Spotting planets isn't quite as simple as pointing a telescope out into space: astronomers have to make all sorts of calculations about light, distance and gravity to try and piece together the jigsaw of the universe and work out where planets are located, and the further from Earth you look the more difficult this becomes. Now new research reported by the Atlantic suggests giant planets 10 times the size of Jupiter could have been hiding from us.
These planets, a fresh theory suggests, could be creating the gigantic spiral disks that appear after stars are formed in space. We've known about these circumstellar disks for some time, mixtures of gas and dust that can be seen a few million years after a star is born, but now astrophysicists Ruobing Dong, of the Lawrence Berkeley National Laboratory, and Zhaohuan Zhu, of Princeton University, think huge planets are part of this cosmic dance as well… we just can't actually see them.
"It's difficult to see suspected planets inside a bright disk surrounding a young star," Dong said in a press statement. "Based on this study, we are convinced that planets can gravitationally excite structures in the disk. So if you can identify features in a disk and convince yourself those features are created by an underlying planet that you cannot see, this would be a smoking gun of forming planets."

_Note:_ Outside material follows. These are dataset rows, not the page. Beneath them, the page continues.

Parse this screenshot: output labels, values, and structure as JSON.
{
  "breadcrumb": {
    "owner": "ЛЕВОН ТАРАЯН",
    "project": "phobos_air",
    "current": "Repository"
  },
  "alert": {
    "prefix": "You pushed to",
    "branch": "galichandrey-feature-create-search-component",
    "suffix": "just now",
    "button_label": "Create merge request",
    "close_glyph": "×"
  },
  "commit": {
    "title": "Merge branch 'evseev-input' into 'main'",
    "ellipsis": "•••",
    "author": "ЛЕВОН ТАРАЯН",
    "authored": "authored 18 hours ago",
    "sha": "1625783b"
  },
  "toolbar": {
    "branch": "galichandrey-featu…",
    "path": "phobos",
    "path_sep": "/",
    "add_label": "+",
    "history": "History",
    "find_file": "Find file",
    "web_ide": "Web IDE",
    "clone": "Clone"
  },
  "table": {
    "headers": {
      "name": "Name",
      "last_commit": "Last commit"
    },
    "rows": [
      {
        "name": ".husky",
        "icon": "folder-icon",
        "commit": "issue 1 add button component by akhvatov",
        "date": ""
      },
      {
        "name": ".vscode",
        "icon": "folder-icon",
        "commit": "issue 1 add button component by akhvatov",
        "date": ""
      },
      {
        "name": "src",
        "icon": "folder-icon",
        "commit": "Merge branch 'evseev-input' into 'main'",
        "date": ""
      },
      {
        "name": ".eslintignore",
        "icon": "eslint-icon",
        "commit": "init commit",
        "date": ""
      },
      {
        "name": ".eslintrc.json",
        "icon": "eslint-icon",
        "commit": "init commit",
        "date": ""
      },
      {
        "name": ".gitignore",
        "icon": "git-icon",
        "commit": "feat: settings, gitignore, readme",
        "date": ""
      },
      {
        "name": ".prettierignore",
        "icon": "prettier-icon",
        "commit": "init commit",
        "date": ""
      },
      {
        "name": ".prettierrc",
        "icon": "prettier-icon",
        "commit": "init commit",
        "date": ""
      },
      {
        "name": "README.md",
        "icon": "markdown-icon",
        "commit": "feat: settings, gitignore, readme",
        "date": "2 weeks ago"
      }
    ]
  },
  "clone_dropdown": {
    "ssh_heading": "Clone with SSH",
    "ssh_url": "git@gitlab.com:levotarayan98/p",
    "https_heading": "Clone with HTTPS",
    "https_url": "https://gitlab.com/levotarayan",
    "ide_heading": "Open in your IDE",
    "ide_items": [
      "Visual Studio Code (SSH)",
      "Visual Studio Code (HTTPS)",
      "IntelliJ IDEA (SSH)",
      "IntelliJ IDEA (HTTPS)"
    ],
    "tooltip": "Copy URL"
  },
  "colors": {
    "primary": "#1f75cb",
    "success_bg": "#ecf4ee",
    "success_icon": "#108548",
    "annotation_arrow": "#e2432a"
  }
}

Using a combination of images taken from powerful telescopes and computer modelling software, scientists are learning more about the far reaches of space than ever before – even if planets themselves cannot be seen, their effects on other bodies can. By simulating how a star's radiation spreads through its surrounding disk, Dong and Zhu found what they think is evidence of giant planets: if they're right, it could change our understanding of how stars are formed and help researchers spot other planets in the future.
The scientists say their computer simulations found evidence of deep space activity that resembled "traffic backing up on a crowded expressway". The position and mass of the hidden planets are causing this celestial traffic jam, Dong and Zhu believe, teasing out the spiralling arms of the circumstellar disks they're a part of. The theory goes that if the planets weren't there, the disks would be flat.

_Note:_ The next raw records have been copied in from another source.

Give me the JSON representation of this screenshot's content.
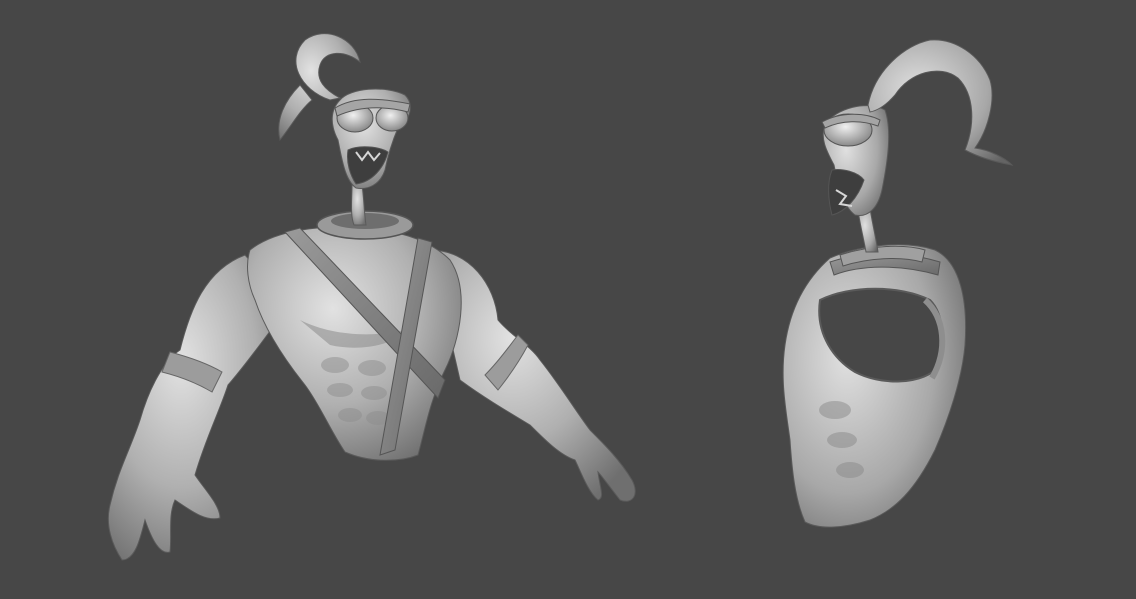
{
  "viewport": {
    "background_color": "#474747"
  },
  "render": {
    "clay_light": "#d8d8d8",
    "clay_mid": "#a9a9a9",
    "clay_dark": "#6e6e6e",
    "clay_shadow": "#4f4f4f"
  },
  "models": [
    {
      "name": "sculpt-front-three-quarter-view"
    },
    {
      "name": "sculpt-side-view"
    }
  ]
}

What makes the findings more interesting are that they're taken from very early on in the life of a star and its associated planets, and that could potentially give us more clues about the growth of galaxies. "There are many theories about how planets form but very little work based on direct observational evidence confirming these theories," adds Dong. "If you see signs of a planet in a disk right now, it tells you when, where, and how planets form."